Pumpkin bars. Pumpkin pie. Pumpkin ice cream. Every fall, consumers go a little pumpkin-spice crazy. Where is nearly all that processed pumpkin produced? Illinois.
“We are truly the pumpkin state,” says Mohammad Babadoost, U of I Extension specialist and plant pathology professor, adding that no other state comes close to Illinois’ pumpkin production. Babadoost believes the jack-o’-lantern pumpkin market, with several small-acreage farms around the state, results in 25,000 total acres across the state. More than the 17,400 pumpkin acres were reported by USDA in 2016. (See the infographic below for more details on Illinois pumpkin production.)
Morton, the self-proclaimed pumpkin capital of the world, is buzzing with activity as semis flow in and out of Nestle USA’s Libby Pumpkin facility. “This year’s crop is looking great,” says Allison Kolodziej Baker, Nestle USA. “The harvest began early last month, and will continue through October. Production is on target, and cans of this year’s pumpkin are already hitting store shelves for the upcoming baking season.”
Hot and dry conditions may not be ideal for all crops, but pumpkins are different. “Our pumpkins thrive in a hot, dry summer, so conditions in the Morton area were ideal for us,” explains Jim Ackerman, Libby’s agriculture manager. “Yields are a bit better than average this year.”
What are typical pumpkin yields? Babadoost says 23 tons (46,000 pounds) per acre is considered average for processed pumpkins, but 18 to 30 tons per acre is typical.
Disease pressure can make or break yield, says Green Valley pumpkin farmer Mike Deppert, and rain plays a key role. His 45 acres of pumpkins missed the isolated July showers that impacted his father’s fields just a few miles away. The rain brought on powdery mildew, phytophthora blight and fruit rot challenges, and reduced yield, while Deppert’s fields suffered from mild powdery mildew symptoms.
“Powdery mildew is always there,” Babadoost adds, and notes that fungicides are very effective against the disease. Ackerman says this year’s crop received fewer fungicide treatments compared with previous seasons.
Crop rotation is another way pumpkin farmers keep diseases in check. Deppert will establish a rye cover crop after harvest to help with compaction issues and boost soil fertility, and will plant commercial corn next spring. The fields will host pumpkins again in three to six years.

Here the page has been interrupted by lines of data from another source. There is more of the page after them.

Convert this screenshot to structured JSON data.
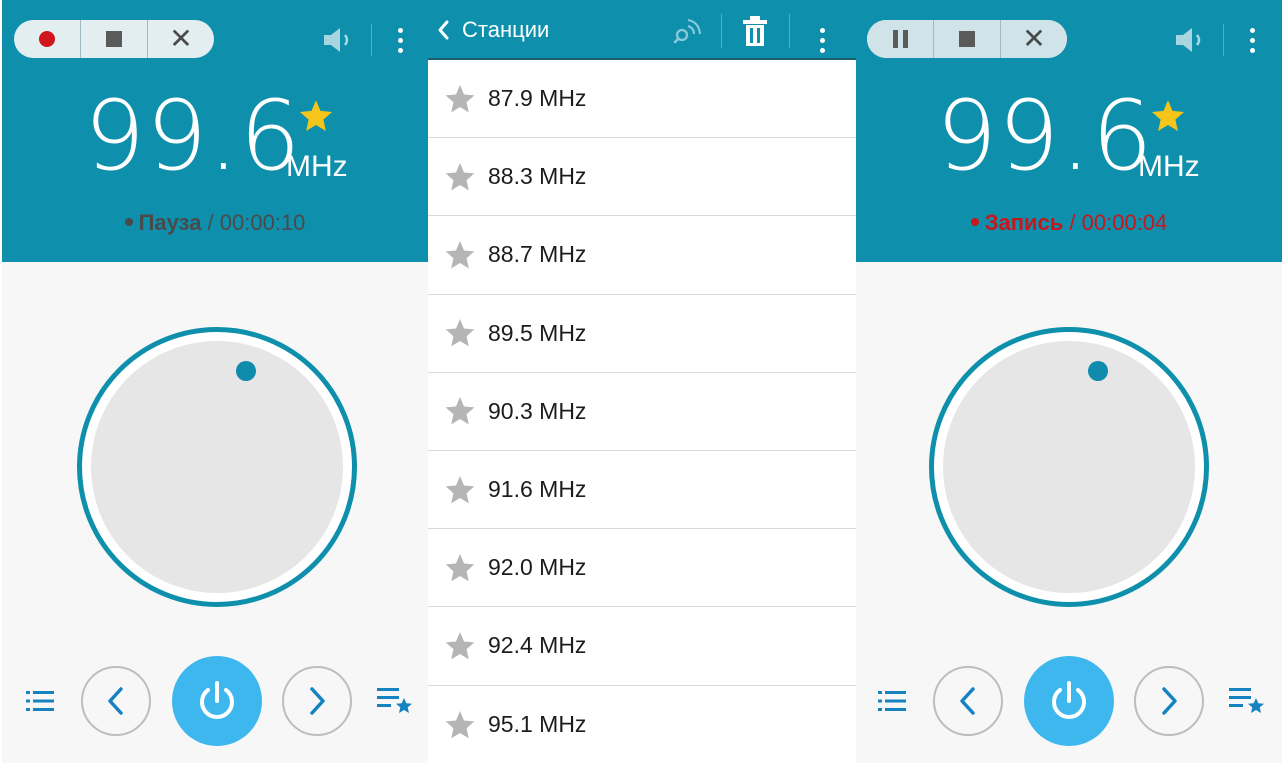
{
  "colors": {
    "accent": "#0e90ac",
    "star_gold": "#f6c51a",
    "record_red": "#c8161c",
    "power_blue": "#3eb7ef",
    "icon_blue": "#1582c2"
  },
  "left_screen": {
    "frequency": "99.6",
    "unit": "MHz",
    "status_label": "Пауза",
    "status_separator": " / ",
    "status_time": "00:00:10",
    "controls": [
      "record-icon",
      "stop-icon",
      "close-icon"
    ]
  },
  "station_list": {
    "title": "Станции",
    "stations": [
      {
        "label": "87.9 MHz"
      },
      {
        "label": "88.3 MHz"
      },
      {
        "label": "88.7 MHz"
      },
      {
        "label": "89.5 MHz"
      },
      {
        "label": "90.3 MHz"
      },
      {
        "label": "91.6 MHz"
      },
      {
        "label": "92.0 MHz"
      },
      {
        "label": "92.4 MHz"
      },
      {
        "label": "95.1 MHz"
      }
    ]
  },
  "right_screen": {
    "frequency": "99.6",
    "unit": "MHz",
    "status_label": "Запись",
    "status_separator": " / ",
    "status_time": "00:00:04",
    "controls": [
      "pause-icon",
      "stop-icon",
      "close-icon"
    ]
  }
}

How long does it take to harvest all those pumpkins?
Pumpkin fields are windrowed and then harvested one to two days later, Deppert says. With thousands of acres to harvest, the process takes at least two months. Frost is the main concern as the weather turns. “Frost damages the fruit, so completing the harvest as soon as we can is important for the crop,” Ackerman says.
In the meantime, pumpkin sales are already at their peak. Baker says about 80% of pumpkin sales occur during baking season, which begins in September and continues through the end of the year.
Fall is prime time for pumpkin patch traffic, too.
Not just pies and lattes
Pumpkins are educational and recreational, Babadoost says. “Lots of pumpkin growers have school kids on their farms and teach them how pumpkins are grown,” he explains. Thousands of people flock to pumpkin farms and patches to enjoy fall fun. It’s nearly impossible to track how many pumpkin farmers sell directly to customers, but Babadoost estimates nearly 500 pumpkin farms and patches across the state.
Larger pumpkin patches that cater to the agritourism market may gross nearly $10,000 per acre. Pumpkin farmers who sell their pumpkins through wholesale or retail markets typically gross $3,000 to $6,000 per acre.